## Exercise description
Apart from the images, every record here needs to be copied exactly.

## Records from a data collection
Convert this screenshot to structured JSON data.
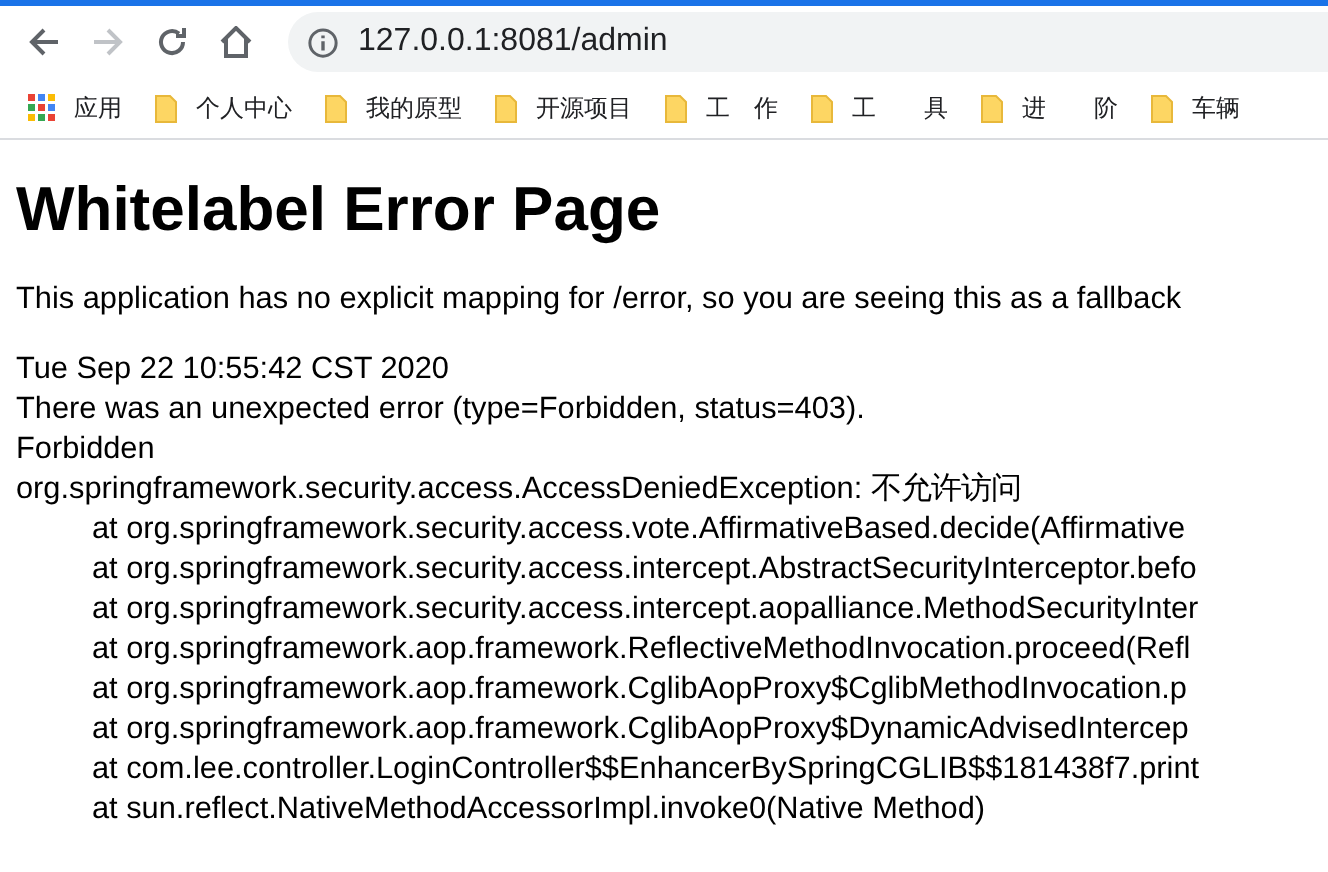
{
  "browser": {
    "address": "127.0.0.1:8081/admin",
    "back_enabled": true,
    "forward_enabled": false,
    "bookmarks": [
      {
        "kind": "apps",
        "label": "应用"
      },
      {
        "kind": "folder",
        "label": "个人中心"
      },
      {
        "kind": "folder",
        "label": "我的原型"
      },
      {
        "kind": "folder",
        "label": "开源项目"
      },
      {
        "kind": "folder",
        "label": "工　作"
      },
      {
        "kind": "folder",
        "label": "工　　具"
      },
      {
        "kind": "folder",
        "label": "进　　阶"
      },
      {
        "kind": "folder",
        "label": "车辆"
      }
    ]
  },
  "page": {
    "title": "Whitelabel Error Page",
    "message": "This application has no explicit mapping for /error, so you are seeing this as a fallback",
    "details": [
      "Tue Sep 22 10:55:42 CST 2020",
      "There was an unexpected error (type=Forbidden, status=403).",
      "Forbidden",
      "org.springframework.security.access.AccessDeniedException: 不允许访问"
    ],
    "stack": [
      "at org.springframework.security.access.vote.AffirmativeBased.decide(Affirmative",
      "at org.springframework.security.access.intercept.AbstractSecurityInterceptor.befo",
      "at org.springframework.security.access.intercept.aopalliance.MethodSecurityInter",
      "at org.springframework.aop.framework.ReflectiveMethodInvocation.proceed(Refl",
      "at org.springframework.aop.framework.CglibAopProxy$CglibMethodInvocation.p",
      "at org.springframework.aop.framework.CglibAopProxy$DynamicAdvisedIntercep",
      "at com.lee.controller.LoginController$$EnhancerBySpringCGLIB$$181438f7.print",
      "at sun.reflect.NativeMethodAccessorImpl.invoke0(Native Method)"
    ]
  }
}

## Task solution
Convert this screenshot to structured JSON data.
{
  "browser": {
    "address": "127.0.0.1:8081/admin",
    "back_enabled": true,
    "forward_enabled": false,
    "bookmarks": [
      {
        "kind": "apps",
        "label": "应用"
      },
      {
        "kind": "folder",
        "label": "个人中心"
      },
      {
        "kind": "folder",
        "label": "我的原型"
      },
      {
        "kind": "folder",
        "label": "开源项目"
      },
      {
        "kind": "folder",
        "label": "工　作"
      },
      {
        "kind": "folder",
        "label": "工　　具"
      },
      {
        "kind": "folder",
        "label": "进　　阶"
      },
      {
        "kind": "folder",
        "label": "车辆"
      }
    ]
  },
  "page": {
    "title": "Whitelabel Error Page",
    "message": "This application has no explicit mapping for /error, so you are seeing this as a fallback",
    "details": [
      "Tue Sep 22 10:55:42 CST 2020",
      "There was an unexpected error (type=Forbidden, status=403).",
      "Forbidden",
      "org.springframework.security.access.AccessDeniedException: 不允许访问"
    ],
    "stack": [
      "at org.springframework.security.access.vote.AffirmativeBased.decide(Affirmative",
      "at org.springframework.security.access.intercept.AbstractSecurityInterceptor.befo",
      "at org.springframework.security.access.intercept.aopalliance.MethodSecurityInter",
      "at org.springframework.aop.framework.ReflectiveMethodInvocation.proceed(Refl",
      "at org.springframework.aop.framework.CglibAopProxy$CglibMethodInvocation.p",
      "at org.springframework.aop.framework.CglibAopProxy$DynamicAdvisedIntercep",
      "at com.lee.controller.LoginController$$EnhancerBySpringCGLIB$$181438f7.print",
      "at sun.reflect.NativeMethodAccessorImpl.invoke0(Native Method)"
    ]
  }
}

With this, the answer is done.